Instead of the typical single-story elementary school campus spread over 8 to 10 acres, as often is found in the suburbs, Oakland A's officials envision a multistory "urban" school to become part of its proposed ballpark village.
An urban-style school would cover less acreage, with classrooms built atop one another.
Last month, the A's proposed a
4-acre site for the school. On Monday, team co-owner Keith Wolff said the ballclub is considering a two- or three-story school and is looking at the Horace Mann Elementary campus in San Jose as a model.
Schools Superintendent Doug Gephart, who has visited the San Jose campus, said the school boasted an outstanding facility, from an architectural and educational standpoint. However, its playground was smaller than desired, he said, adding that A's officials are aware of the district's wish for more play space.
The proposed ballpark village, near Interstate 880 and Auto Mall Parkway, would feature a 32,000-seat stadium and a mix of retail shops, offices and residences.
Some of the residences would be three to four stories high.
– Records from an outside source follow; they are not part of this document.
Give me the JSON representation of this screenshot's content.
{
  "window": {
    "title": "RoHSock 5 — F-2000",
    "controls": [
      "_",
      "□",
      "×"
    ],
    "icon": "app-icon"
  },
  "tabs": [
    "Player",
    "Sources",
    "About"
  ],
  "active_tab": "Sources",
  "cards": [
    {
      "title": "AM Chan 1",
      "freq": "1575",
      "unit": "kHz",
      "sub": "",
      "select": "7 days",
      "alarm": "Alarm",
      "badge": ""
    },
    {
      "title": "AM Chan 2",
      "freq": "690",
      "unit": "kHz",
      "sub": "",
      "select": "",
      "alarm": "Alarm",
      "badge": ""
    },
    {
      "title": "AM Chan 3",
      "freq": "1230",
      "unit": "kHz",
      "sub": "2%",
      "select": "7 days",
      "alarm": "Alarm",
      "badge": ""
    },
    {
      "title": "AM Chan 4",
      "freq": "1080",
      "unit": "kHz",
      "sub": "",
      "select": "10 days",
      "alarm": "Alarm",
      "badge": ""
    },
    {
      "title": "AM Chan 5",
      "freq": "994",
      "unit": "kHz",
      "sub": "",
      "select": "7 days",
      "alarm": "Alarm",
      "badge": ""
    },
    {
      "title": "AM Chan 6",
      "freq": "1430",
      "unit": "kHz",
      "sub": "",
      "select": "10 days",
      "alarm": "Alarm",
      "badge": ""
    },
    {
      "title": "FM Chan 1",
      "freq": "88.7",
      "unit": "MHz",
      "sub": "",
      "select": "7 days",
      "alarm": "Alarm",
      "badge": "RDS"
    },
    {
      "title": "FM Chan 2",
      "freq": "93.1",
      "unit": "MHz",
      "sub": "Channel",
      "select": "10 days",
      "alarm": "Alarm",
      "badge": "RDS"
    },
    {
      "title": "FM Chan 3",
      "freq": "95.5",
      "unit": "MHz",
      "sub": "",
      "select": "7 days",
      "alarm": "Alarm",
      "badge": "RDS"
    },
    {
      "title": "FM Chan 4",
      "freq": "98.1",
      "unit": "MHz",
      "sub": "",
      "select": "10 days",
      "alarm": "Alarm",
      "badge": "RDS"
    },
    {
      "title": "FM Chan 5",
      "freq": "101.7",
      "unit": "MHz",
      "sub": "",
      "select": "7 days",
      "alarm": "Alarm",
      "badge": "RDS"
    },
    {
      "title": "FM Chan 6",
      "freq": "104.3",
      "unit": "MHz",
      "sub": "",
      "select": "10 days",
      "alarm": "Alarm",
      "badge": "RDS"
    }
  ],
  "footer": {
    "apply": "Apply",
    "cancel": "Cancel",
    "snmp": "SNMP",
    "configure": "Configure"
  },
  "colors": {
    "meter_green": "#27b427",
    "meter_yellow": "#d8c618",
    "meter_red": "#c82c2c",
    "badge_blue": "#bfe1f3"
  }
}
Because of the greater housing density, the neighborhood could generate anywhere from 600 to 1,000 new students, Gephart said. The key, he added, is to design a campus with the flexibility to expand if necessary.
The A's latest plans, with the focus on the school, will be presented at Wednesday's school board meeting.
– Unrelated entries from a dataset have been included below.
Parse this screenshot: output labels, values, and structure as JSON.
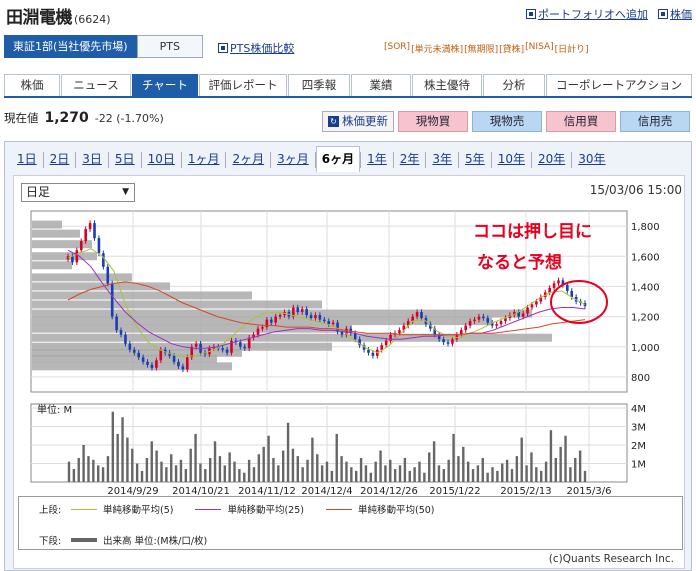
{
  "company": {
    "name": "田淵電機",
    "code": "(6624)"
  },
  "toplinks": [
    "ポートフォリオへ追加",
    "株価"
  ],
  "market": {
    "primary": "東証1部(当社優先市場)",
    "pts": "PTS",
    "pts_compare": "PTS株価比較"
  },
  "badges": [
    "[SOR]",
    "[単元未満株]",
    "[無期限]",
    "[貸株]",
    "[NISA]",
    "[日計り]"
  ],
  "main_tabs": [
    "株価",
    "ニュース",
    "チャート",
    "評価レポート",
    "四季報",
    "業績",
    "株主優待",
    "分析",
    "コーポレートアクション"
  ],
  "main_tab_active": 2,
  "price": {
    "label": "現在値",
    "value": "1,270",
    "change": "-22 (-1.70%)"
  },
  "actions": {
    "update": "株価更新",
    "spot_buy": "現物買",
    "spot_sell": "現物売",
    "margin_buy": "信用買",
    "margin_sell": "信用売"
  },
  "periods": [
    "1日",
    "2日",
    "3日",
    "5日",
    "10日",
    "1ヶ月",
    "2ヶ月",
    "3ヶ月",
    "6ヶ月",
    "1年",
    "2年",
    "3年",
    "5年",
    "10年",
    "20年",
    "30年"
  ],
  "period_active": 8,
  "chart_select": "日足",
  "timestamp": "15/03/06 15:00",
  "annotation": {
    "line1": "ココは押し目に",
    "line2": "なると予想"
  },
  "colors": {
    "accent": "#1f5da8",
    "up": "#d6002a",
    "down": "#1a3cb4",
    "ma5": "#a9c33a",
    "ma25": "#9b2fc4",
    "ma50": "#d24a2a"
  },
  "chart_data": [
    {
      "type": "line",
      "y_ticks": [
        "1,800",
        "1,600",
        "1,400",
        "1,200",
        "1,000",
        "800"
      ],
      "ylim": [
        700,
        1900
      ],
      "x_labels": [
        "2014/9/29",
        "2014/10/21",
        "2014/11/12",
        "2014/12/4",
        "2014/12/26",
        "2015/1/22",
        "2015/2/13",
        "2015/3/6"
      ],
      "series": [
        {
          "name": "単純移動平均(5)",
          "values": [
            1590,
            1620,
            1650,
            1600,
            1500,
            1280,
            1130,
            1030,
            980,
            950,
            935,
            940,
            960,
            990,
            1050,
            1120,
            1180,
            1220,
            1230,
            1220,
            1200,
            1180,
            1160,
            1140,
            1100,
            1040,
            990,
            960,
            1010,
            1090,
            1170,
            1180,
            1110,
            1070,
            1060,
            1090,
            1120,
            1160,
            1190,
            1220,
            1270,
            1320,
            1360,
            1370,
            1320,
            1280
          ]
        },
        {
          "name": "単純移動平均(25)",
          "values": [
            1640,
            1600,
            1530,
            1420,
            1320,
            1230,
            1160,
            1100,
            1060,
            1020,
            1000,
            990,
            990,
            1000,
            1020,
            1040,
            1060,
            1080,
            1100,
            1110,
            1120,
            1120,
            1110,
            1110,
            1100,
            1090,
            1070,
            1060,
            1050,
            1050,
            1060,
            1070,
            1070,
            1080,
            1080,
            1090,
            1090,
            1110,
            1140,
            1170,
            1200,
            1230,
            1250,
            1260,
            1260,
            1250
          ]
        },
        {
          "name": "単純移動平均(50)",
          "values": [
            1310,
            1350,
            1380,
            1400,
            1420,
            1430,
            1420,
            1400,
            1370,
            1330,
            1290,
            1260,
            1230,
            1200,
            1180,
            1160,
            1150,
            1140,
            1140,
            1130,
            1130,
            1130,
            1120,
            1120,
            1110,
            1100,
            1090,
            1090,
            1090,
            1080,
            1080,
            1080,
            1080,
            1080,
            1080,
            1090,
            1090,
            1090,
            1100,
            1110,
            1120,
            1130,
            1150,
            1160,
            1170,
            1180
          ]
        }
      ]
    },
    {
      "type": "bar",
      "ylabel": "単位: M",
      "y_ticks": [
        "4M",
        "3M",
        "2M",
        "1M"
      ],
      "ylim": [
        0,
        4
      ]
    }
  ],
  "legend": {
    "upper_label": "上段:",
    "lower_label": "下段:",
    "items": [
      "単純移動平均(5)",
      "単純移動平均(25)",
      "単純移動平均(50)"
    ],
    "volume": "出来高 単位:(M株/口/枚)"
  },
  "copyright": "(c)Quants Research Inc."
}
In preliminary designs earlier this year, an elementary school had been penciled to go up near Tri-Cities Landfill at the end of Auto Mall Parkway. But some Fremont residents objected to the location. Now, the plan is to place a school east of Cushing Parkway, "in the heart of the residential development," Wolff said. "To provide a K-6 school that serves the need of the population generated by our project ... that's still our commitment to the city," he said.
Now, the plan is to place a school east of Cushing Parkway, "in the heart of the residential development," Wolff said.
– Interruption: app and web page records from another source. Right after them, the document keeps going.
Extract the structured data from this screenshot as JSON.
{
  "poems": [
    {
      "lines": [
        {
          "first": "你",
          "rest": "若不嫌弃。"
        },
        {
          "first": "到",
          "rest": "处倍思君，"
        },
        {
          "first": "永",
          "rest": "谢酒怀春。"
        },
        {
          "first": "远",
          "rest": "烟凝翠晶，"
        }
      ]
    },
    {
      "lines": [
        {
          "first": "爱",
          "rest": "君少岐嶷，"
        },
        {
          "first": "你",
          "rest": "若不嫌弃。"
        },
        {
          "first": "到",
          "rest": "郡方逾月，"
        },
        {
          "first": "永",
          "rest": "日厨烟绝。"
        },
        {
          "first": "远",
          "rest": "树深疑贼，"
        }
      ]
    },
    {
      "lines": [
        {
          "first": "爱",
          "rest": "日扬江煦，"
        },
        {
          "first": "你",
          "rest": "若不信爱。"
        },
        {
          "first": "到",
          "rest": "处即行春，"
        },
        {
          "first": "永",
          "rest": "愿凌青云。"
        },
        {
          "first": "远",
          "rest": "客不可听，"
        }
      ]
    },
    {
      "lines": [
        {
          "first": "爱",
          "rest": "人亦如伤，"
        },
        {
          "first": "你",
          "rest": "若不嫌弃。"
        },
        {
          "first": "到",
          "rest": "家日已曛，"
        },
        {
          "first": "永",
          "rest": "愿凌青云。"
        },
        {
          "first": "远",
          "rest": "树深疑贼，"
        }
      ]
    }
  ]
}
"To provide a K-6 school that serves the need of the population generated by our project ... that's still our commitment to the city," he said.